Ironwood board passes extended learning plan
October 21, 2020
By RICHARD JENKINS
Superintendent Travis Powell said the plan contains a fair amount of overlap with the similar plans the district has passed since the start of the pandemic in March.
The document lays out how the district will educate students if they are forced to stop in-person learning again due to the coronavirus pandemic.
The big difference between the plan approved Monday and the policies the district already put in place is the focus on how students would be assessed if in-person learning can’t take place.
“The main thing about the extended continuity of learning plan is that it adds requirements for the school to identify benchmarks and progress targets, and then methods for assessing student growth towards those targets,” Powell told the Daily Globe after the meeting. “Those were pieces that had not previously been specifically included in the Preparedness and Response Plan or the original Continuity of Learning Plan. That’s the main focus of the extended Continuity of Learning Plan.”
During the meeting, Powell said the state is requiring the board review and reaffirm the plan each month. The document has already been approved by the Gogebic-Ontonagon Intermediate School District.
In other action, the board:
-Heard that the lawsuit the district was involved in regarding whether the relevant insurance companies had to pay several local governmental bodies money in connection to former Ironwood Township Treasurer Jyl Olson-DeRosso’s embezzlement case has been settled and the money is expected to be distributed later this week.
—Approved a one-year contract with the GOISD to enable the GOISD to continue providing special education services to its member districts.
—Heard information on the renewal of the district’s operating millage which will be on the Nov. 3 ballot.
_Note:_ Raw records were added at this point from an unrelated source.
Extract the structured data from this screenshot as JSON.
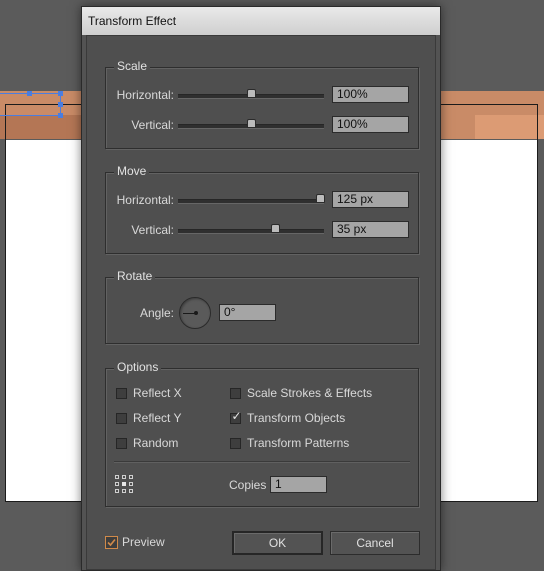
{
  "dialog": {
    "title": "Transform Effect"
  },
  "scale": {
    "legend": "Scale",
    "horizontal_label": "Horizontal:",
    "horizontal_value": "100%",
    "vertical_label": "Vertical:",
    "vertical_value": "100%"
  },
  "move": {
    "legend": "Move",
    "horizontal_label": "Horizontal:",
    "horizontal_value": "125 px",
    "vertical_label": "Vertical:",
    "vertical_value": "35 px"
  },
  "rotate": {
    "legend": "Rotate",
    "angle_label": "Angle:",
    "angle_value": "0°"
  },
  "options": {
    "legend": "Options",
    "reflect_x": "Reflect X",
    "reflect_y": "Reflect Y",
    "random": "Random",
    "scale_strokes": "Scale Strokes & Effects",
    "transform_objects": "Transform Objects",
    "transform_patterns": "Transform Patterns",
    "copies_label": "Copies",
    "copies_value": "1"
  },
  "footer": {
    "preview_label": "Preview",
    "ok_label": "OK",
    "cancel_label": "Cancel"
  },
  "checkmark": "✓",
  "colors": {
    "dialog_bg": "#535353",
    "canvas_orange": "#c98b67",
    "selection_blue": "#4a7de0",
    "preview_check": "#d08a4a"
  }
}
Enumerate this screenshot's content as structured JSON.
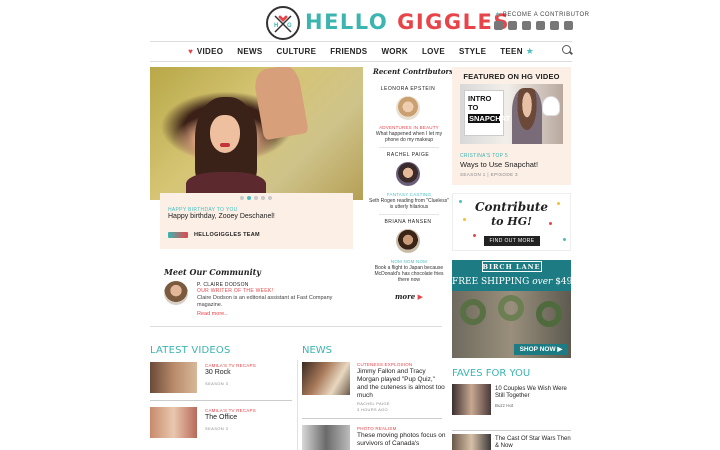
{
  "header": {
    "logo_letters": "H G",
    "logo_hello": "HELLO",
    "logo_giggles": "GIGGLES",
    "contributor_link": "BECOME A CONTRIBUTOR",
    "social_icons": [
      "facebook-icon",
      "twitter-icon",
      "youtube-icon",
      "pinterest-icon",
      "instagram-icon",
      "tumblr-icon"
    ]
  },
  "nav": {
    "items": [
      "VIDEO",
      "NEWS",
      "CULTURE",
      "FRIENDS",
      "WORK",
      "LOVE",
      "STYLE",
      "TEEN"
    ],
    "accent_heart": "#e7454a",
    "accent_star": "#4bbfc0"
  },
  "hero": {
    "kicker": "HAPPY BIRTHDAY TO YOU",
    "title": "Happy birthday, Zooey Deschanel!",
    "author": "HELLOGIGGLES TEAM",
    "slide_count": 5,
    "active_slide": 2
  },
  "community": {
    "title": "Meet Our Community",
    "name": "P. CLAIRE DODSON",
    "subtitle": "OUR WRITER OF THE WEEK!",
    "description": "Claire Dodson is an editorial assistant at Fast Company magazine.",
    "more": "Read more.."
  },
  "recent_contributors": {
    "title": "Recent Contributors",
    "items": [
      {
        "name": "LEONORA EPSTEIN",
        "kicker": "ADVENTURES IN BEAUTY",
        "text": "What happened when I let my phone do my makeup"
      },
      {
        "name": "RACHEL PAIGE",
        "kicker": "FANTASY CASTING",
        "text": "Seth Rogen reading from \"Clueless\" is utterly hilarious"
      },
      {
        "name": "BRIANA HANSEN",
        "kicker": "NOM NOM NOM",
        "text": "Book a flight to Japan because McDonald's has chocolate fries there now"
      }
    ],
    "more": "more",
    "more_arrow": "▶"
  },
  "featured_video": {
    "title": "FEATURED ON HG VIDEO",
    "sign_line1": "INTRO",
    "sign_line2": "TO",
    "sign_line3": "SNAPCHAT",
    "kicker": "CRISTINA'S TOP 5",
    "headline": "Ways to Use Snapchat!",
    "episode": "SEASON 1 | EPISODE 3"
  },
  "contribute_ad": {
    "line1": "Contribute",
    "line2": "to HG!",
    "button": "FIND OUT MORE"
  },
  "birch_ad": {
    "brand": "BIRCH LANE",
    "shipping_prefix": "FREE SHIPPING ",
    "shipping_over": "over",
    "shipping_amount": " $49",
    "button": "SHOP NOW ▶"
  },
  "latest_videos": {
    "title": "LATEST VIDEOS",
    "items": [
      {
        "kicker": "CAMILA'S TV RECAPS",
        "name": "30 Rock",
        "season": "SEASON 3"
      },
      {
        "kicker": "CAMILA'S TV RECAPS",
        "name": "The Office",
        "season": "SEASON 3"
      }
    ]
  },
  "news": {
    "title": "NEWS",
    "items": [
      {
        "kicker": "CUTENESS EXPLOSION",
        "text": "Jimmy Fallon and Tracy Morgan played \"Pup Quiz,\" and the cuteness is almost too much",
        "author": "RACHEL PAIGE",
        "time": "3 HOURS AGO"
      },
      {
        "kicker": "PHOTO REALISM",
        "text": "These moving photos focus on survivors of Canada's",
        "author": "",
        "time": ""
      }
    ]
  },
  "faves": {
    "title": "FAVES FOR YOU",
    "items": [
      {
        "text": "10 Couples We Wish Were Still Together",
        "source": "Buzz Hot"
      },
      {
        "text": "The Cast Of Star Wars Then & Now",
        "source": ""
      }
    ]
  }
}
—Passed a motion reaffirming the board’s previous decisions that have been made during the virtual board meetings over the course of the pandemic. The motion was in response to the recent Michigan Supreme Court ruling limiting Gov. Gretchen Whitmer’s power to issue executive orders as part of her effort to combat the spread of COVID-19 in the state, Powell said after the meeting, including orders allowing local governing bodies to meet remotely. He explained that as the court ruling was retroactive, the district was advised to make a motion reaffirming the decisions made during recent meetings as a precautionary redundancy -- even though the meetings were legal at the time they were held.
—Authorized the district to seek bids for its motor oil contract and to purchase a new dishwasher for the school kitchen.
—Approved the monthly personnel policy.
—Renewed the district’s membership in the Ironwood Area Chamber of Commerce.
—Approved the 2020-2021 parent-student handbook and addendums to the district’s distance or remote learning goals and expectations.